──────── Provided records ────────
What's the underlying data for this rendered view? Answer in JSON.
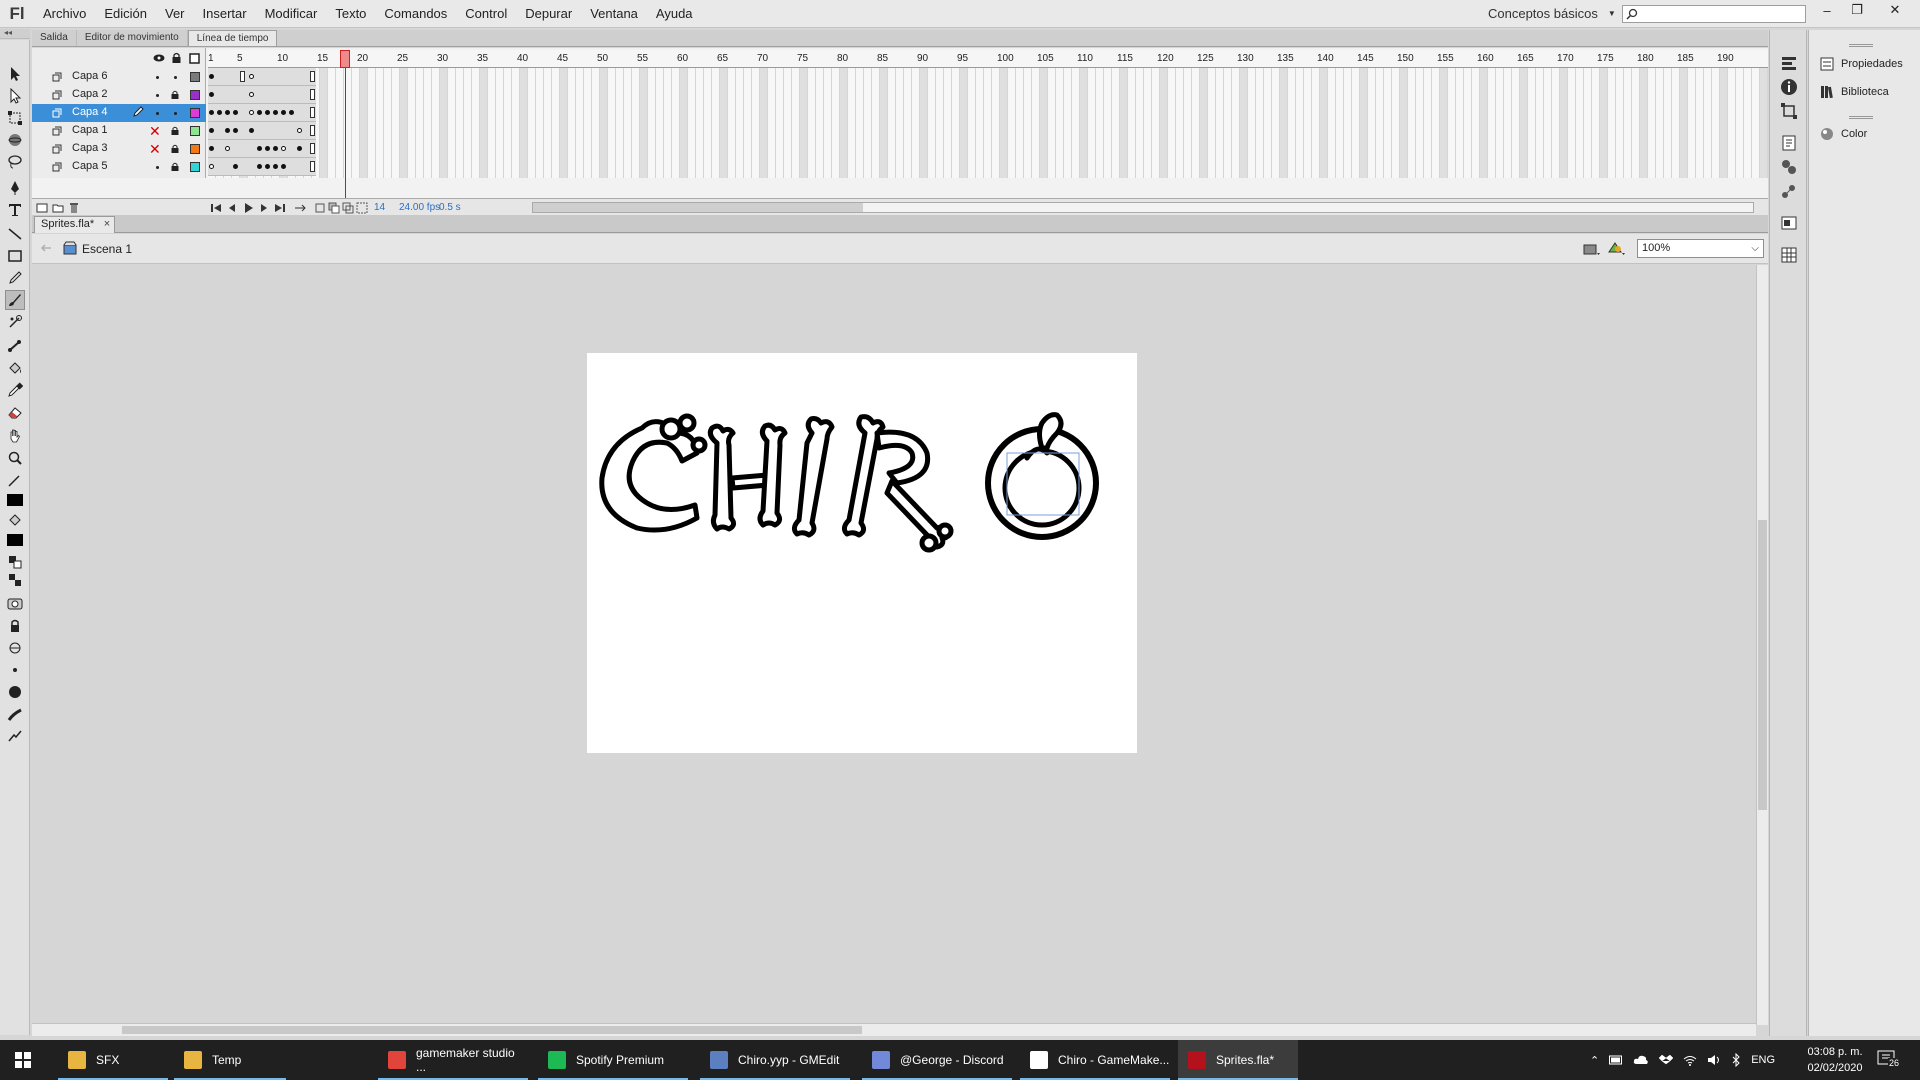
{
  "app": {
    "logo": "Fl"
  },
  "menu": [
    "Archivo",
    "Edición",
    "Ver",
    "Insertar",
    "Modificar",
    "Texto",
    "Comandos",
    "Control",
    "Depurar",
    "Ventana",
    "Ayuda"
  ],
  "workspace": {
    "label": "Conceptos básicos"
  },
  "search": {
    "placeholder": ""
  },
  "window_controls": {
    "minimize": "–",
    "restore": "❐",
    "close": "✕"
  },
  "panel_tabs": [
    {
      "label": "Salida",
      "active": false
    },
    {
      "label": "Editor de movimiento",
      "active": false
    },
    {
      "label": "Línea de tiempo",
      "active": true
    }
  ],
  "timeline": {
    "ruler": [
      "1",
      "5",
      "10",
      "15",
      "20",
      "25",
      "30",
      "35",
      "40",
      "45",
      "50",
      "55",
      "60",
      "65",
      "70",
      "75",
      "80",
      "85",
      "90",
      "95",
      "100",
      "105",
      "110",
      "115",
      "120",
      "125",
      "130",
      "135",
      "140",
      "145",
      "150",
      "155",
      "160",
      "165",
      "170",
      "175",
      "180",
      "185",
      "190"
    ],
    "layers": [
      {
        "name": "Capa 6",
        "color": "#7a7a7a",
        "selected": false,
        "hidden": false,
        "locked": false
      },
      {
        "name": "Capa 2",
        "color": "#9b30c8",
        "selected": false,
        "hidden": false,
        "locked": true
      },
      {
        "name": "Capa 4",
        "color": "#e03ad6",
        "selected": true,
        "hidden": false,
        "locked": false
      },
      {
        "name": "Capa 1",
        "color": "#8fe28f",
        "selected": false,
        "hidden": true,
        "locked": true
      },
      {
        "name": "Capa 3",
        "color": "#f07a1a",
        "selected": false,
        "hidden": true,
        "locked": true
      },
      {
        "name": "Capa 5",
        "color": "#33d4d4",
        "selected": false,
        "hidden": false,
        "locked": true
      }
    ],
    "current_frame": "14",
    "fps": "24.00 fps",
    "time": "0.5 s",
    "playhead_frame": "15"
  },
  "document": {
    "tab": "Sprites.fla*",
    "close": "×",
    "scene": "Escena 1",
    "zoom": "100%"
  },
  "right_panel": {
    "items": [
      "Propiedades",
      "Biblioteca",
      "Color"
    ]
  },
  "taskbar": {
    "items": [
      {
        "label": "SFX",
        "icon": "folder-icon",
        "color": "#e8b640"
      },
      {
        "label": "Temp",
        "icon": "folder-icon",
        "color": "#e8b640"
      },
      {
        "label": "gamemaker studio ...",
        "icon": "chrome-icon",
        "color": "#e0443b"
      },
      {
        "label": "Spotify Premium",
        "icon": "spotify-icon",
        "color": "#1db954"
      },
      {
        "label": "Chiro.yyp - GMEdit",
        "icon": "gmedit-icon",
        "color": "#5b7fbf"
      },
      {
        "label": "@George - Discord",
        "icon": "discord-icon",
        "color": "#7289da"
      },
      {
        "label": "Chiro - GameMake...",
        "icon": "gamemaker-icon",
        "color": "#ffffff"
      },
      {
        "label": "Sprites.fla*",
        "icon": "flash-icon",
        "color": "#b3121c"
      }
    ],
    "lang": "ENG",
    "time": "03:08 p. m.",
    "date": "02/02/2020",
    "notifications": "26"
  }
}
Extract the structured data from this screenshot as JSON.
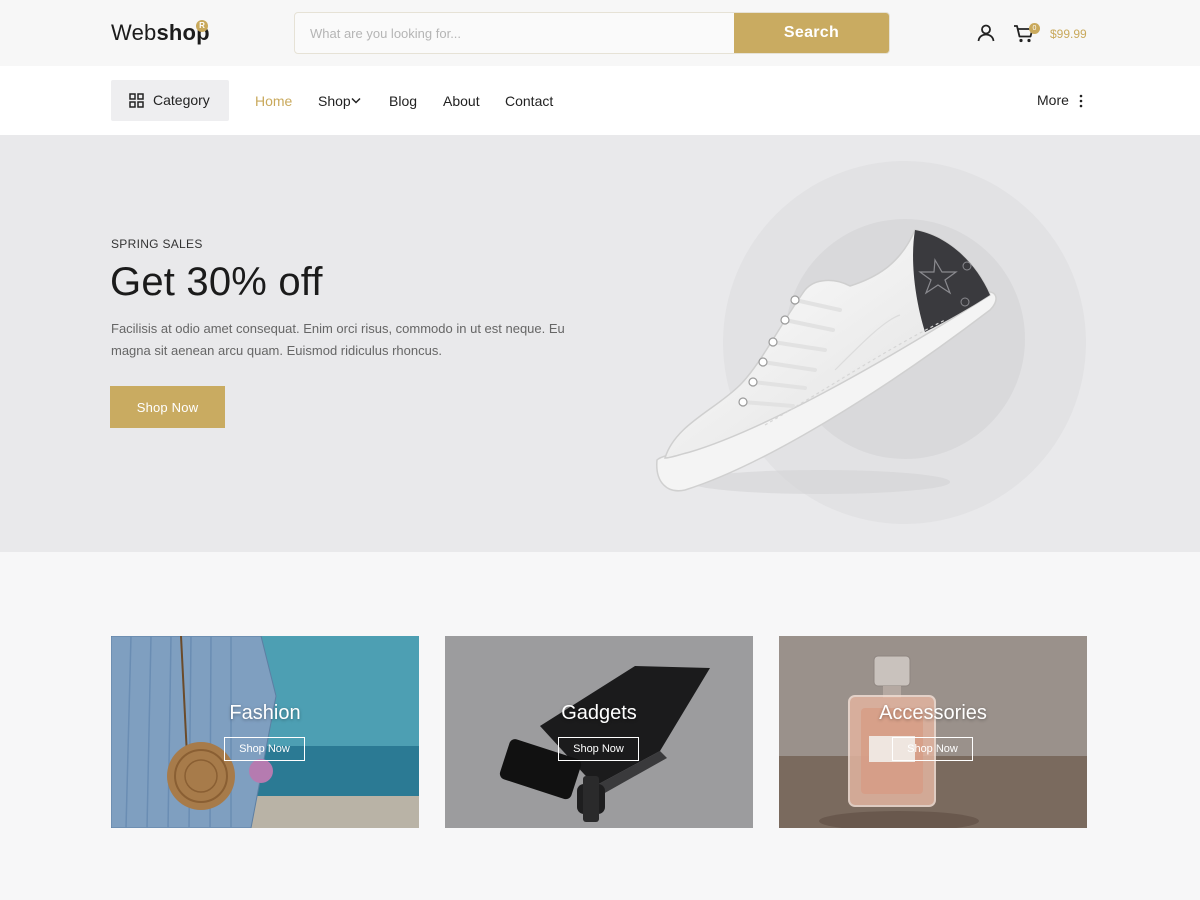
{
  "header": {
    "logo_regular": "Web",
    "logo_bold": "shop",
    "logo_badge": "R",
    "search_placeholder": "What are you looking for...",
    "search_button": "Search",
    "cart_count": "0",
    "cart_total": "$99.99"
  },
  "nav": {
    "category_label": "Category",
    "links": [
      "Home",
      "Shop",
      "Blog",
      "About",
      "Contact"
    ],
    "active": "Home",
    "more_label": "More"
  },
  "hero": {
    "kicker": "SPRING SALES",
    "title": "Get 30% off",
    "text": "Facilisis at odio amet consequat. Enim orci risus, commodo in ut est neque. Eu magna sit aenean arcu quam. Euismod ridiculus rhoncus.",
    "button": "Shop Now"
  },
  "categories": [
    {
      "title": "Fashion",
      "button": "Shop Now"
    },
    {
      "title": "Gadgets",
      "button": "Shop Now"
    },
    {
      "title": "Accessories",
      "button": "Shop Now"
    }
  ],
  "colors": {
    "accent": "#c9ab61",
    "hero_bg": "#e9e9eb",
    "page_bg": "#f7f7f8"
  },
  "icons": {
    "user": "user-icon",
    "cart": "cart-icon",
    "category": "grid-icon",
    "shop_dropdown": "chevron-down-icon",
    "more": "vertical-dots-icon"
  }
}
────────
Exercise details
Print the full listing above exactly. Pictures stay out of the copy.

Written solution
What's the underlying data for this rendered view? Answer in JSON.
{
  "app": {
    "logo": "Fl"
  },
  "menu": [
    "Archivo",
    "Edición",
    "Ver",
    "Insertar",
    "Modificar",
    "Texto",
    "Comandos",
    "Control",
    "Depurar",
    "Ventana",
    "Ayuda"
  ],
  "workspace": {
    "label": "Conceptos básicos"
  },
  "search": {
    "placeholder": ""
  },
  "window_controls": {
    "minimize": "–",
    "restore": "❐",
    "close": "✕"
  },
  "panel_tabs": [
    {
      "label": "Salida",
      "active": false
    },
    {
      "label": "Editor de movimiento",
      "active": false
    },
    {
      "label": "Línea de tiempo",
      "active": true
    }
  ],
  "timeline": {
    "ruler": [
      "1",
      "5",
      "10",
      "15",
      "20",
      "25",
      "30",
      "35",
      "40",
      "45",
      "50",
      "55",
      "60",
      "65",
      "70",
      "75",
      "80",
      "85",
      "90",
      "95",
      "100",
      "105",
      "110",
      "115",
      "120",
      "125",
      "130",
      "135",
      "140",
      "145",
      "150",
      "155",
      "160",
      "165",
      "170",
      "175",
      "180",
      "185",
      "190"
    ],
    "layers": [
      {
        "name": "Capa 6",
        "color": "#7a7a7a",
        "selected": false,
        "hidden": false,
        "locked": false
      },
      {
        "name": "Capa 2",
        "color": "#9b30c8",
        "selected": false,
        "hidden": false,
        "locked": true
      },
      {
        "name": "Capa 4",
        "color": "#e03ad6",
        "selected": true,
        "hidden": false,
        "locked": false
      },
      {
        "name": "Capa 1",
        "color": "#8fe28f",
        "selected": false,
        "hidden": true,
        "locked": true
      },
      {
        "name": "Capa 3",
        "color": "#f07a1a",
        "selected": false,
        "hidden": true,
        "locked": true
      },
      {
        "name": "Capa 5",
        "color": "#33d4d4",
        "selected": false,
        "hidden": false,
        "locked": true
      }
    ],
    "current_frame": "14",
    "fps": "24.00 fps",
    "time": "0.5 s",
    "playhead_frame": "15"
  },
  "document": {
    "tab": "Sprites.fla*",
    "close": "×",
    "scene": "Escena 1",
    "zoom": "100%"
  },
  "right_panel": {
    "items": [
      "Propiedades",
      "Biblioteca",
      "Color"
    ]
  },
  "taskbar": {
    "items": [
      {
        "label": "SFX",
        "icon": "folder-icon",
        "color": "#e8b640"
      },
      {
        "label": "Temp",
        "icon": "folder-icon",
        "color": "#e8b640"
      },
      {
        "label": "gamemaker studio ...",
        "icon": "chrome-icon",
        "color": "#e0443b"
      },
      {
        "label": "Spotify Premium",
        "icon": "spotify-icon",
        "color": "#1db954"
      },
      {
        "label": "Chiro.yyp - GMEdit",
        "icon": "gmedit-icon",
        "color": "#5b7fbf"
      },
      {
        "label": "@George - Discord",
        "icon": "discord-icon",
        "color": "#7289da"
      },
      {
        "label": "Chiro - GameMake...",
        "icon": "gamemaker-icon",
        "color": "#ffffff"
      },
      {
        "label": "Sprites.fla*",
        "icon": "flash-icon",
        "color": "#b3121c"
      }
    ],
    "lang": "ENG",
    "time": "03:08 p. m.",
    "date": "02/02/2020",
    "notifications": "26"
  }
}
Extract the structured data from this screenshot as JSON.
{
  "header": {
    "logo_regular": "Web",
    "logo_bold": "shop",
    "logo_badge": "R",
    "search_placeholder": "What are you looking for...",
    "search_button": "Search",
    "cart_count": "0",
    "cart_total": "$99.99"
  },
  "nav": {
    "category_label": "Category",
    "links": [
      "Home",
      "Shop",
      "Blog",
      "About",
      "Contact"
    ],
    "active": "Home",
    "more_label": "More"
  },
  "hero": {
    "kicker": "SPRING SALES",
    "title": "Get 30% off",
    "text": "Facilisis at odio amet consequat. Enim orci risus, commodo in ut est neque. Eu magna sit aenean arcu quam. Euismod ridiculus rhoncus.",
    "button": "Shop Now"
  },
  "categories": [
    {
      "title": "Fashion",
      "button": "Shop Now"
    },
    {
      "title": "Gadgets",
      "button": "Shop Now"
    },
    {
      "title": "Accessories",
      "button": "Shop Now"
    }
  ],
  "colors": {
    "accent": "#c9ab61",
    "hero_bg": "#e9e9eb",
    "page_bg": "#f7f7f8"
  },
  "icons": {
    "user": "user-icon",
    "cart": "cart-icon",
    "category": "grid-icon",
    "shop_dropdown": "chevron-down-icon",
    "more": "vertical-dots-icon"
  }
}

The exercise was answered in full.